“Dear Mama (4)” appeared in Heavy Daughter Blues: Poems and Stories, 1968–1986 (Black Sparrow Press, 1987).

Dear Mama (4)

when did we become friends?
it happened so gradual i didn't notice
maybe i had to get my run out first
take a big bite of the honky world and choke on it
maybe that's what has to happen with some uppity youngsters
if it happens at all

and now
the thought stark and irrevocable
of being here without you
shakes me

beyond love, fear, regret or anger
into that realm children go
who want to care for/protect their parents
as if they could
and sometimes the lucky ones do

into the realm of making every moment
important
laughing as though laughter wards off death
each word given
received like spanish eight

treasure to bury within
against that shadow day
when it will be the only coin i possess
with which to buy peace of mind

From Heavy Daughter Blues by Wanda Coleman. Copyright © 1987 by Wanda Coleman. Reprinted by permission of Black Sparrow Press, an imprint of David R. Godine, Publisher.

From Heavy Daughter Blues by Wanda Coleman. Copyright © 1987 by Wanda Coleman. Reprinted by permission of Black Sparrow Press, an imprint of David R. Godine, Publisher.

Wanda Coleman

Wanda Coleman

Born in 1946, Wanda Coleman was the author of several poetry collections, including Bathwater Wine (Black Sparrow Press, 1998), which won the Lenore Marshall Poetry Prize.

by this poet

poem
the fall of
velvet plum points and umber aureolae

remember living

forget cool evening air kisses the rush of 
liberation freed from the brassiere

forget the cupping of his hands the pleasure 
his eyes looking down/anticipating

forget his mouth. his tongue at the nipples 
his intense hungry nursing

forget
poem
boooooooo. spooky ripplings of icy waves. this 
umpteenth time she returns--this invisible woman 
long on haunting short on ectoplasm

"you're a good man, sistuh," a lover sighed solongago. 
"keep your oil slick and your motor running."

wretched stained mirrors within mirrors of 
fractured webbings like
2
poem
               after Lowell
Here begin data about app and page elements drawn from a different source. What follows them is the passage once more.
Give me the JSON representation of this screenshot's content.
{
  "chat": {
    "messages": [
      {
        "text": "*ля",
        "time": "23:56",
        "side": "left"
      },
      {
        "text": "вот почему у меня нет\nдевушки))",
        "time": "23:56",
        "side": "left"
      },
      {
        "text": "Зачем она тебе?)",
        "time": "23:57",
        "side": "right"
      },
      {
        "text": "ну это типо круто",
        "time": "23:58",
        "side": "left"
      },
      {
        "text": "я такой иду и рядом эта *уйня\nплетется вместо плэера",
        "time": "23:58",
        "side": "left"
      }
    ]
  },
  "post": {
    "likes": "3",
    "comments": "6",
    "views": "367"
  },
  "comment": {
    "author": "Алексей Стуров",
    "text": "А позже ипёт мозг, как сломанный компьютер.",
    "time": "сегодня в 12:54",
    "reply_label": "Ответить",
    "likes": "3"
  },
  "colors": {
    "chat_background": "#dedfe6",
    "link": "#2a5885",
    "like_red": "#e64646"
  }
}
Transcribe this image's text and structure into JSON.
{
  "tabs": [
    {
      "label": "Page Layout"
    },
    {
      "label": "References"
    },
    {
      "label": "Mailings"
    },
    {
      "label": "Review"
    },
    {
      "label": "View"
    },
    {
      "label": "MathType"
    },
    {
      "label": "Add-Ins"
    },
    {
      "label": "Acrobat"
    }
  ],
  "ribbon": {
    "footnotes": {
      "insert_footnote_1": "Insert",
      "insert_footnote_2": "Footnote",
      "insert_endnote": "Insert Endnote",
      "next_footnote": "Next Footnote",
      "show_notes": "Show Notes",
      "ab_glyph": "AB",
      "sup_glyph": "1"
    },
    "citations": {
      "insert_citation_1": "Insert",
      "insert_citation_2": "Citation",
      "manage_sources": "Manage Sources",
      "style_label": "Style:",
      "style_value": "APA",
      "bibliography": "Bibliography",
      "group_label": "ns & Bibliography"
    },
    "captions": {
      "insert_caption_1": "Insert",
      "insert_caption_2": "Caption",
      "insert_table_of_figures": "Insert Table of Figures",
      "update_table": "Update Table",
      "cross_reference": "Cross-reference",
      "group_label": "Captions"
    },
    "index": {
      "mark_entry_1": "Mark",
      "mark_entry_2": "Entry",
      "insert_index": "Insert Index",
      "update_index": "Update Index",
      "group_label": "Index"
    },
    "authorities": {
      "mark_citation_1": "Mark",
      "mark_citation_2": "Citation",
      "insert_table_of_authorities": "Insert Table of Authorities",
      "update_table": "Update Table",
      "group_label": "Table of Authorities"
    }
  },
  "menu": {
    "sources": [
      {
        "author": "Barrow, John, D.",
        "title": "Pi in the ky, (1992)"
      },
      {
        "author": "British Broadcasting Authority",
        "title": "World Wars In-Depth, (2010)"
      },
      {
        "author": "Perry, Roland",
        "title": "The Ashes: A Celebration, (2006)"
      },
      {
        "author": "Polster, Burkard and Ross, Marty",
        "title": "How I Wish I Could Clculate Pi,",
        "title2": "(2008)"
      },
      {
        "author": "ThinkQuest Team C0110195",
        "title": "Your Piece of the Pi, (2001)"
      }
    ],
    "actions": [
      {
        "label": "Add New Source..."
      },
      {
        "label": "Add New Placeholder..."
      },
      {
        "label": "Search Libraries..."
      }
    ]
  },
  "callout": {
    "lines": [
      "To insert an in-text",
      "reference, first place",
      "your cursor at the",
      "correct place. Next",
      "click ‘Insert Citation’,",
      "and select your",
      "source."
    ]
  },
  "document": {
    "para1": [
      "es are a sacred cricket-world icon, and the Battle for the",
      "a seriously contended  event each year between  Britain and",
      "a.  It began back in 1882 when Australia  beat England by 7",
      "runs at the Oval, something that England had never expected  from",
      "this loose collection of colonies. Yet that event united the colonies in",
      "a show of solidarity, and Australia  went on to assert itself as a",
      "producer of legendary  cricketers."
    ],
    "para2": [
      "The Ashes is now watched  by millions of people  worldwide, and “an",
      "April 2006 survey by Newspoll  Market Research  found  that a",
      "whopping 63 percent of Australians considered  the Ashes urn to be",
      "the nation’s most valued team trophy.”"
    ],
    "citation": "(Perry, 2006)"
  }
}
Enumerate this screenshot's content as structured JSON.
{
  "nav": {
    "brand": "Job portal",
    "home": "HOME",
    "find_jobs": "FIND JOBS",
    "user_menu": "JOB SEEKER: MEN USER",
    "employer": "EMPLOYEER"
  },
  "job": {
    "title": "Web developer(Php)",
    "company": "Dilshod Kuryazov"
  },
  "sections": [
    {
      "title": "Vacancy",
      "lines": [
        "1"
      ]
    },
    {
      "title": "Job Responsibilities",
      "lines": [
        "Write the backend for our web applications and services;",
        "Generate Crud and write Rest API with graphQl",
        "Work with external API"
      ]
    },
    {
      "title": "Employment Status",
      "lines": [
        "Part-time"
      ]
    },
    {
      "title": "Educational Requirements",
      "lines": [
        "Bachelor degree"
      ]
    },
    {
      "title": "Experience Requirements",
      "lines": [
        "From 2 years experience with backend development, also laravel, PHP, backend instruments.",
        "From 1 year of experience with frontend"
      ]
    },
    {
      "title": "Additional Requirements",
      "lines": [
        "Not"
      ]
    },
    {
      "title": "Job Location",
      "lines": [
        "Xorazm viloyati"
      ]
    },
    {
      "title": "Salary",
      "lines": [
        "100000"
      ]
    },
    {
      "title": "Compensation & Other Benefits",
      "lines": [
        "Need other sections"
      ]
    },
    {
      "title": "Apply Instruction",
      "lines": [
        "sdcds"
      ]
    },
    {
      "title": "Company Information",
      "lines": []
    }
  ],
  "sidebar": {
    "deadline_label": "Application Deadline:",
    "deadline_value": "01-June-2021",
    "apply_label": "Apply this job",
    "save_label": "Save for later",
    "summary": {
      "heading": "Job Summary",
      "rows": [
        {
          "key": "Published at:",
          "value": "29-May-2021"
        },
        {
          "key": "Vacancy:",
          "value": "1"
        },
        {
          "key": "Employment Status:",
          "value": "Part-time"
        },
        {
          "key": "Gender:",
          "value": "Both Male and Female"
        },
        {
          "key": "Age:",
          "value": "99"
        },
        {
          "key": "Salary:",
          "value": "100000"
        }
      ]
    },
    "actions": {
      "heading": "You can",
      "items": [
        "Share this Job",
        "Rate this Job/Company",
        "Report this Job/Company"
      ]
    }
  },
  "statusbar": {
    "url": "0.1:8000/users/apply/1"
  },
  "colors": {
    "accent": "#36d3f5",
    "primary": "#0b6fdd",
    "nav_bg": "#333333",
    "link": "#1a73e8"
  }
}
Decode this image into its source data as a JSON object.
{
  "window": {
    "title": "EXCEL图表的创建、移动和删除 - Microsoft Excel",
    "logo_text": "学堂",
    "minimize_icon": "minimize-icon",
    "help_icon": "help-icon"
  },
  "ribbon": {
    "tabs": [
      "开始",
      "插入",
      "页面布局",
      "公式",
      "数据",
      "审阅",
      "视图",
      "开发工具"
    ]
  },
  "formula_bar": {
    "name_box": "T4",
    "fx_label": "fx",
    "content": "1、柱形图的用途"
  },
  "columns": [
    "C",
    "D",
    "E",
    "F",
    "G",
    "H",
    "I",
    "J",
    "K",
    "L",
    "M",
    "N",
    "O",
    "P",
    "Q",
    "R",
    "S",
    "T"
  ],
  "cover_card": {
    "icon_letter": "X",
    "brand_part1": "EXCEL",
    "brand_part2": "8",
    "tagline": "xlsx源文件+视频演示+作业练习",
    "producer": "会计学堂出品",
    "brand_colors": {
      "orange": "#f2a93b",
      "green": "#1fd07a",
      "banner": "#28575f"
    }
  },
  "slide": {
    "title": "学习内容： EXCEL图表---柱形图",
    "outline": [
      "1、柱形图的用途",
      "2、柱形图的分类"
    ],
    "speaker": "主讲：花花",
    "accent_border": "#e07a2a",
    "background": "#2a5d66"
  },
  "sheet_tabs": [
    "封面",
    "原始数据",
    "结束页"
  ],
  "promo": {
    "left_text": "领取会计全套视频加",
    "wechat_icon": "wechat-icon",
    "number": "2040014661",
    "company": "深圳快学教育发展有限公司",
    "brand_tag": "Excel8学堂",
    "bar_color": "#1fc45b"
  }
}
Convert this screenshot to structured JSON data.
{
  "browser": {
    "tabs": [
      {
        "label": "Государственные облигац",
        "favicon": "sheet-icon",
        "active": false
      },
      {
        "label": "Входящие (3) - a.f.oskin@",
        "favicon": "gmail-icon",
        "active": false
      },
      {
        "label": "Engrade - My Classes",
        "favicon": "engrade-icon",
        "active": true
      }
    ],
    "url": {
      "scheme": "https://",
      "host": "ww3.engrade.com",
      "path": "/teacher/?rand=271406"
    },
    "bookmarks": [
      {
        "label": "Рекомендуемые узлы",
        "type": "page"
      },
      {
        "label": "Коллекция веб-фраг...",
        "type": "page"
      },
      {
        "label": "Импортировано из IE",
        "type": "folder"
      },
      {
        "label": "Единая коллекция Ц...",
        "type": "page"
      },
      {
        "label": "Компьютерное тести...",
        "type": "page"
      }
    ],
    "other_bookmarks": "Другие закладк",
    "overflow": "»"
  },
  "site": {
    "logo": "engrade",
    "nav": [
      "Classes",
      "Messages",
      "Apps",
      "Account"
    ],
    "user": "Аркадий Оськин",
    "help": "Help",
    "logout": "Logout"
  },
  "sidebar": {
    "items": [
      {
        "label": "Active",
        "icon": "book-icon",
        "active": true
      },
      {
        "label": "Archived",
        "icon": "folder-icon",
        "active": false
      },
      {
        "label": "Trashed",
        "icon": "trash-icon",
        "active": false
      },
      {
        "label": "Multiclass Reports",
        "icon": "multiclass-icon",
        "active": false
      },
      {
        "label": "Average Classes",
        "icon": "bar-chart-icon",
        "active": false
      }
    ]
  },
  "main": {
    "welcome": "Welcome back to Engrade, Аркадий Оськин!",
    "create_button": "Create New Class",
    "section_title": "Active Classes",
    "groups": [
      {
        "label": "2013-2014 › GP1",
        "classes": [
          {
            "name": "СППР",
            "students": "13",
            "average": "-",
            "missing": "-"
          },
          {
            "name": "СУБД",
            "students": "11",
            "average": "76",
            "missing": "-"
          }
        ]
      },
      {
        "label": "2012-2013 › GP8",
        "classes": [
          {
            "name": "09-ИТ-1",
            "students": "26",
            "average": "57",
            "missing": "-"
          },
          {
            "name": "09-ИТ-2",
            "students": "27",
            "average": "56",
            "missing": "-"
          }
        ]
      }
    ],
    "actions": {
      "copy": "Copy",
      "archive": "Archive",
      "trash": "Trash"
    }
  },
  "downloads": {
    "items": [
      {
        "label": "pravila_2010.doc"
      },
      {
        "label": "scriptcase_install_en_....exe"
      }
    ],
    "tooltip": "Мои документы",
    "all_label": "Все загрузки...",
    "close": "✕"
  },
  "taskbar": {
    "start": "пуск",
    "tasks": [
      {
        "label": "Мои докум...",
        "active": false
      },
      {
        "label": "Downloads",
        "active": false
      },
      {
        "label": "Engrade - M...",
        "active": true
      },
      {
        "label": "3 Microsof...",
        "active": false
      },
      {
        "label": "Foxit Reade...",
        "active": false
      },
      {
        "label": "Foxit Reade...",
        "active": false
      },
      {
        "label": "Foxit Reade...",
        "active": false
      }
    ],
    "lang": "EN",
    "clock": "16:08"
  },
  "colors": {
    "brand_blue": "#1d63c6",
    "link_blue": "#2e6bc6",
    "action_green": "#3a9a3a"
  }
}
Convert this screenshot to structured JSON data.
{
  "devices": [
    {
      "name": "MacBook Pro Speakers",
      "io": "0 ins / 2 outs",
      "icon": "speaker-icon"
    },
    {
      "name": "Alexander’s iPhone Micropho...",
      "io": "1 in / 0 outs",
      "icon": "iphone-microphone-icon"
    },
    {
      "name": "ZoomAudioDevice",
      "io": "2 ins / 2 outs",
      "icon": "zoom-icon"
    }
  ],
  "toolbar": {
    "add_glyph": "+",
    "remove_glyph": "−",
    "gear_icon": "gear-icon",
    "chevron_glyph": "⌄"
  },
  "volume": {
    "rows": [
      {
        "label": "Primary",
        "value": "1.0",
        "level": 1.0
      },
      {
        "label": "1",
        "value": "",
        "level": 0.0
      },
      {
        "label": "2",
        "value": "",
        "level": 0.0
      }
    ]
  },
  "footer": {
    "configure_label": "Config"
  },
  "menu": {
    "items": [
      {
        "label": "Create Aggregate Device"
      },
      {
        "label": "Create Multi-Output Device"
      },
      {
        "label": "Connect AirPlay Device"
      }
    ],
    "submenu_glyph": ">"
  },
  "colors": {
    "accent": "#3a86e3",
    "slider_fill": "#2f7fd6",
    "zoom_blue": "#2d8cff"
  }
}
our mothers wrung hell and hardtack from row
      and boll. fenced others'
gardens with bones of lovers. embarking 
      from Africa in chains
reluctant pilgrims stolen by Jehovah's light 
      planted here the bitter
seed of blight and here eternal torches mark